Recent warming throughout the Arctic has resulted in significant decreases in sea ice extent, thickness and duration (Fig. A) leading to warmer land temperatures that further facilitate permafrost melting. The combined loss of sea ice and permafrost are likely causing increased erosion and sediment delivery to the coast that will have long-term impacts on coastal geomorphology and estuarine ecosystems. Determining the character and magnitude of warming induced changes to Arctic coastal environments is critically important given that they are vital spawning and nursery grounds for fish harvested offshore, and nearshore fisheries that sustain coastal communities.

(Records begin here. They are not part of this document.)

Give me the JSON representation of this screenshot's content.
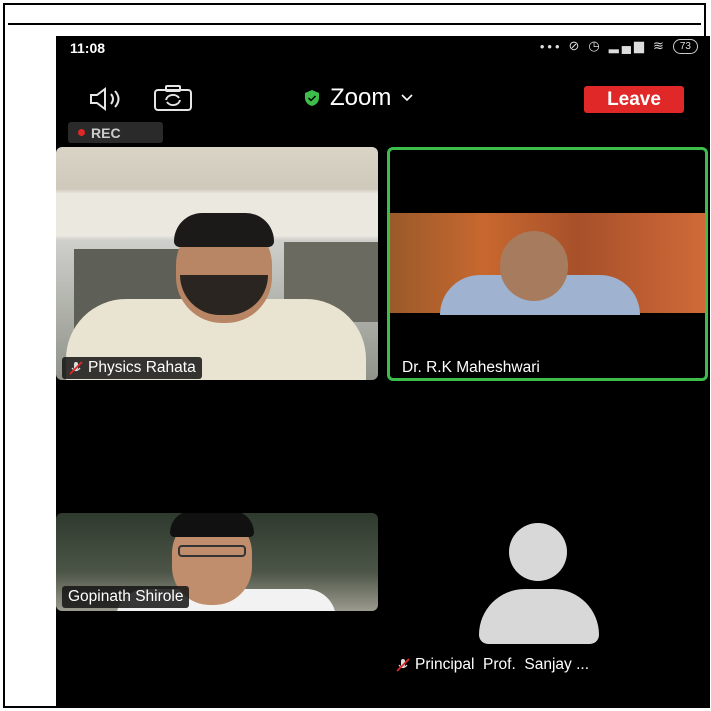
{
  "status_bar": {
    "time": "11:08",
    "icons": [
      "dots-icon",
      "no-notification-icon",
      "alarm-icon",
      "volte-icon",
      "signal-icon",
      "signal-icon",
      "wifi-icon",
      "battery-icon"
    ],
    "battery_level": "73"
  },
  "header": {
    "app_title": "Zoom",
    "leave_label": "Leave",
    "rec_label": "REC",
    "colors": {
      "leave": "#e02828",
      "shield": "#3dbd4a",
      "active_speaker_border": "#3dbd4a"
    }
  },
  "participants": [
    {
      "name": "Physics Rahata",
      "muted": true,
      "video": true
    },
    {
      "name": "Dr. R.K Maheshwari",
      "muted": false,
      "video": true,
      "active_speaker": true
    },
    {
      "name": "Gopinath Shirole",
      "muted": false,
      "video": true
    },
    {
      "name": "Principal  Prof.  Sanjay ...",
      "muted": true,
      "video": false
    }
  ]
}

The Alaskan Bering Sea coast supports some of the highest concentrations of indigenous populations with a subsistence lifestyle dependent on the high productivity of the coastal habitats. However, we lack a fundamental understanding of how sea ice and permafrost variability influences coastal landforms that play an essential role in controlling estuarine processes, like protective barriers and bay-head deltas.

The key question driving our research here is: How will Arctic coastal landforms and estuaries change as a result of potentially dramatic reductions in sea ice and permafrost? In order to address this question we must examine past coastal responses to climate variability by using detailed paleoenvironmental and paleoclimatic reconstructions that span the last 5000 years. Further, we apply both geomorphic and climate models to help interpret the paleo-data and project potential future changes to coastal systems under a variety of climate scenarios.

High Latitude Figure

a) Total maximum (green) and minimum (blue) ice extent from 1870 to 2003 with thick lines highlighting low-frequency trends. Vertical dashed lines highlight fundamental changes in the data: 1870-1952 (low resolution data); 1953-1971 (general hemispheric observations); and 1972-2003 (satellite period) (from Kinnard et al., 2008). b) Simulated time series of global permafrost area, grey shading refers to the ensemble spread (from Lawrence and Slater, 2005). c) The probability of ice edge occurrence for (A) maximum and (B) minimum ice extent from 1870-2003. Grey areas define 100% chance of ice present (from Kinnard et al., 2008).